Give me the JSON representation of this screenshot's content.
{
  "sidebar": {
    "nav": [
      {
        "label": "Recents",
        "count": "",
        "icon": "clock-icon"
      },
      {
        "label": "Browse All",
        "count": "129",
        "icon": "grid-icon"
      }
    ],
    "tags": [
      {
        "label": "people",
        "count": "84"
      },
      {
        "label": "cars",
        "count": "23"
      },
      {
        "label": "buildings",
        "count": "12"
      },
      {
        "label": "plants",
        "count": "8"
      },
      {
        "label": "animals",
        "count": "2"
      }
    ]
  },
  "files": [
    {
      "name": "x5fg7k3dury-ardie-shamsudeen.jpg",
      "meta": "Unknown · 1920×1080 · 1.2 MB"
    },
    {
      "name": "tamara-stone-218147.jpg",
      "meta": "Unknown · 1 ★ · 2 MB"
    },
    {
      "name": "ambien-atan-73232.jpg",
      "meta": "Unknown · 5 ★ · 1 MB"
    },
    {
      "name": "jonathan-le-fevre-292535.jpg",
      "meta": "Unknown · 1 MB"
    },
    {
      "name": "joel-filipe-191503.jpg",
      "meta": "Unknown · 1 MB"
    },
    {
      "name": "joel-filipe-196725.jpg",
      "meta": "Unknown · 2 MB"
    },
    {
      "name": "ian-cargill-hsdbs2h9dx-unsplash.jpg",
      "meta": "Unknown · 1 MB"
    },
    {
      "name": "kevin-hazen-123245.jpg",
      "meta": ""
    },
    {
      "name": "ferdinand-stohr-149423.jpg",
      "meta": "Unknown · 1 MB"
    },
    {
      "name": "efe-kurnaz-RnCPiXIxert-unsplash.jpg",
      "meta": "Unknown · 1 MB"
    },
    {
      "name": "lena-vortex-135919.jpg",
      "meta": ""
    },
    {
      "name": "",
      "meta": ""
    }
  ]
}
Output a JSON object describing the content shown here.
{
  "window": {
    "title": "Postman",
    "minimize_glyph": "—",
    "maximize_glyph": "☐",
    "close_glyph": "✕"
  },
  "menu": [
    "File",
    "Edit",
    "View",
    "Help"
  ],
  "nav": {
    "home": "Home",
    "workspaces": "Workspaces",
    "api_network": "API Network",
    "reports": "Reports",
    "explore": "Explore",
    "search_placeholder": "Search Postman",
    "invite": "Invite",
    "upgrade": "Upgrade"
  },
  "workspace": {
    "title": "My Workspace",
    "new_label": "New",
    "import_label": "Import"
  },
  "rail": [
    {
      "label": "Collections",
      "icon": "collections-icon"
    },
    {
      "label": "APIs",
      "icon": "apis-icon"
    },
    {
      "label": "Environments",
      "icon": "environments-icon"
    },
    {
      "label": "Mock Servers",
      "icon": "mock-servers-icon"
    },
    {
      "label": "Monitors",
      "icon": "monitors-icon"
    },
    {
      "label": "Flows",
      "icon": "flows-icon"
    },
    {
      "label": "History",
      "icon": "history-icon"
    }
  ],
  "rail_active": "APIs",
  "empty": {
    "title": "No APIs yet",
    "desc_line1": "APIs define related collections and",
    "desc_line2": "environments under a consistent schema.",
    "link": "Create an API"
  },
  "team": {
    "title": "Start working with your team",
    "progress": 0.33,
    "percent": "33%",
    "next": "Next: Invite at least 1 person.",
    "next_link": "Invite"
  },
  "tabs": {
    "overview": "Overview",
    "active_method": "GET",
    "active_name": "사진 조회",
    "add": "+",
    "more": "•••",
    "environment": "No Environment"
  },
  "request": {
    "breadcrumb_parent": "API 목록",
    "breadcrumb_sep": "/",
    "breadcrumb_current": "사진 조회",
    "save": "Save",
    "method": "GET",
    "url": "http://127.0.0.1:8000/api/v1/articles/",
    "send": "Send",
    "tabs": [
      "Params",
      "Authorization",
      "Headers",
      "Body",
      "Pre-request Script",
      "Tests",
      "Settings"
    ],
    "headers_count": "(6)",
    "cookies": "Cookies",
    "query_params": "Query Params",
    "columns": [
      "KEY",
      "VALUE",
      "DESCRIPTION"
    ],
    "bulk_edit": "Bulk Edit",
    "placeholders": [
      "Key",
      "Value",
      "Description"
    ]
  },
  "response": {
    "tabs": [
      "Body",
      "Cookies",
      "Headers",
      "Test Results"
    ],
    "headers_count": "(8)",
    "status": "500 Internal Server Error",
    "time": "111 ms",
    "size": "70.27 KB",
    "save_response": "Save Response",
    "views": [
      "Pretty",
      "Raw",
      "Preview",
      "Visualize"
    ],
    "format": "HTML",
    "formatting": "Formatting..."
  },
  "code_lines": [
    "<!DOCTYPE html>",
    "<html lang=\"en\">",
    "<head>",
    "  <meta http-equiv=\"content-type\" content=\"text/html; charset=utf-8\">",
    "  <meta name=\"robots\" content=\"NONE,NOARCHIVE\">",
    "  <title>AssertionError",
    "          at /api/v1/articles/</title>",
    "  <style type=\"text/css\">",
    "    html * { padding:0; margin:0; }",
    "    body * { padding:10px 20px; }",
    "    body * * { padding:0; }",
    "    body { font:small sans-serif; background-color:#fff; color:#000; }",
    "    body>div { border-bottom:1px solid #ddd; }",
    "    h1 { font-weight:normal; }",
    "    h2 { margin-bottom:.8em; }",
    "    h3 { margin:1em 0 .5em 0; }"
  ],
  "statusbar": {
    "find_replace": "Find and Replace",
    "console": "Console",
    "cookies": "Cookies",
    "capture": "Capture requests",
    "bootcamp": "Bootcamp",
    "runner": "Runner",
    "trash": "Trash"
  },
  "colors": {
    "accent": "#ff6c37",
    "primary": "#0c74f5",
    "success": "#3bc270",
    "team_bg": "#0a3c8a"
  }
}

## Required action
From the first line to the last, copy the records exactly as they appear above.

## Solution to this exercise
Give me the JSON representation of this screenshot's content.
{
  "sidebar": {
    "nav": [
      {
        "label": "Recents",
        "count": "",
        "icon": "clock-icon"
      },
      {
        "label": "Browse All",
        "count": "129",
        "icon": "grid-icon"
      }
    ],
    "tags": [
      {
        "label": "people",
        "count": "84"
      },
      {
        "label": "cars",
        "count": "23"
      },
      {
        "label": "buildings",
        "count": "12"
      },
      {
        "label": "plants",
        "count": "8"
      },
      {
        "label": "animals",
        "count": "2"
      }
    ]
  },
  "files": [
    {
      "name": "x5fg7k3dury-ardie-shamsudeen.jpg",
      "meta": "Unknown · 1920×1080 · 1.2 MB"
    },
    {
      "name": "tamara-stone-218147.jpg",
      "meta": "Unknown · 1 ★ · 2 MB"
    },
    {
      "name": "ambien-atan-73232.jpg",
      "meta": "Unknown · 5 ★ · 1 MB"
    },
    {
      "name": "jonathan-le-fevre-292535.jpg",
      "meta": "Unknown · 1 MB"
    },
    {
      "name": "joel-filipe-191503.jpg",
      "meta": "Unknown · 1 MB"
    },
    {
      "name": "joel-filipe-196725.jpg",
      "meta": "Unknown · 2 MB"
    },
    {
      "name": "ian-cargill-hsdbs2h9dx-unsplash.jpg",
      "meta": "Unknown · 1 MB"
    },
    {
      "name": "kevin-hazen-123245.jpg",
      "meta": ""
    },
    {
      "name": "ferdinand-stohr-149423.jpg",
      "meta": "Unknown · 1 MB"
    },
    {
      "name": "efe-kurnaz-RnCPiXIxert-unsplash.jpg",
      "meta": "Unknown · 1 MB"
    },
    {
      "name": "lena-vortex-135919.jpg",
      "meta": ""
    },
    {
      "name": "",
      "meta": ""
    }
  ]
}
Output a JSON object describing the content shown here.
{
  "window": {
    "title": "Postman",
    "minimize_glyph": "—",
    "maximize_glyph": "☐",
    "close_glyph": "✕"
  },
  "menu": [
    "File",
    "Edit",
    "View",
    "Help"
  ],
  "nav": {
    "home": "Home",
    "workspaces": "Workspaces",
    "api_network": "API Network",
    "reports": "Reports",
    "explore": "Explore",
    "search_placeholder": "Search Postman",
    "invite": "Invite",
    "upgrade": "Upgrade"
  },
  "workspace": {
    "title": "My Workspace",
    "new_label": "New",
    "import_label": "Import"
  },
  "rail": [
    {
      "label": "Collections",
      "icon": "collections-icon"
    },
    {
      "label": "APIs",
      "icon": "apis-icon"
    },
    {
      "label": "Environments",
      "icon": "environments-icon"
    },
    {
      "label": "Mock Servers",
      "icon": "mock-servers-icon"
    },
    {
      "label": "Monitors",
      "icon": "monitors-icon"
    },
    {
      "label": "Flows",
      "icon": "flows-icon"
    },
    {
      "label": "History",
      "icon": "history-icon"
    }
  ],
  "rail_active": "APIs",
  "empty": {
    "title": "No APIs yet",
    "desc_line1": "APIs define related collections and",
    "desc_line2": "environments under a consistent schema.",
    "link": "Create an API"
  },
  "team": {
    "title": "Start working with your team",
    "progress": 0.33,
    "percent": "33%",
    "next": "Next: Invite at least 1 person.",
    "next_link": "Invite"
  },
  "tabs": {
    "overview": "Overview",
    "active_method": "GET",
    "active_name": "사진 조회",
    "add": "+",
    "more": "•••",
    "environment": "No Environment"
  },
  "request": {
    "breadcrumb_parent": "API 목록",
    "breadcrumb_sep": "/",
    "breadcrumb_current": "사진 조회",
    "save": "Save",
    "method": "GET",
    "url": "http://127.0.0.1:8000/api/v1/articles/",
    "send": "Send",
    "tabs": [
      "Params",
      "Authorization",
      "Headers",
      "Body",
      "Pre-request Script",
      "Tests",
      "Settings"
    ],
    "headers_count": "(6)",
    "cookies": "Cookies",
    "query_params": "Query Params",
    "columns": [
      "KEY",
      "VALUE",
      "DESCRIPTION"
    ],
    "bulk_edit": "Bulk Edit",
    "placeholders": [
      "Key",
      "Value",
      "Description"
    ]
  },
  "response": {
    "tabs": [
      "Body",
      "Cookies",
      "Headers",
      "Test Results"
    ],
    "headers_count": "(8)",
    "status": "500 Internal Server Error",
    "time": "111 ms",
    "size": "70.27 KB",
    "save_response": "Save Response",
    "views": [
      "Pretty",
      "Raw",
      "Preview",
      "Visualize"
    ],
    "format": "HTML",
    "formatting": "Formatting..."
  },
  "code_lines": [
    "<!DOCTYPE html>",
    "<html lang=\"en\">",
    "<head>",
    "  <meta http-equiv=\"content-type\" content=\"text/html; charset=utf-8\">",
    "  <meta name=\"robots\" content=\"NONE,NOARCHIVE\">",
    "  <title>AssertionError",
    "          at /api/v1/articles/</title>",
    "  <style type=\"text/css\">",
    "    html * { padding:0; margin:0; }",
    "    body * { padding:10px 20px; }",
    "    body * * { padding:0; }",
    "    body { font:small sans-serif; background-color:#fff; color:#000; }",
    "    body>div { border-bottom:1px solid #ddd; }",
    "    h1 { font-weight:normal; }",
    "    h2 { margin-bottom:.8em; }",
    "    h3 { margin:1em 0 .5em 0; }"
  ],
  "statusbar": {
    "find_replace": "Find and Replace",
    "console": "Console",
    "cookies": "Cookies",
    "capture": "Capture requests",
    "bootcamp": "Bootcamp",
    "runner": "Runner",
    "trash": "Trash"
  },
  "colors": {
    "accent": "#ff6c37",
    "primary": "#0c74f5",
    "success": "#3bc270",
    "team_bg": "#0a3c8a"
  }
}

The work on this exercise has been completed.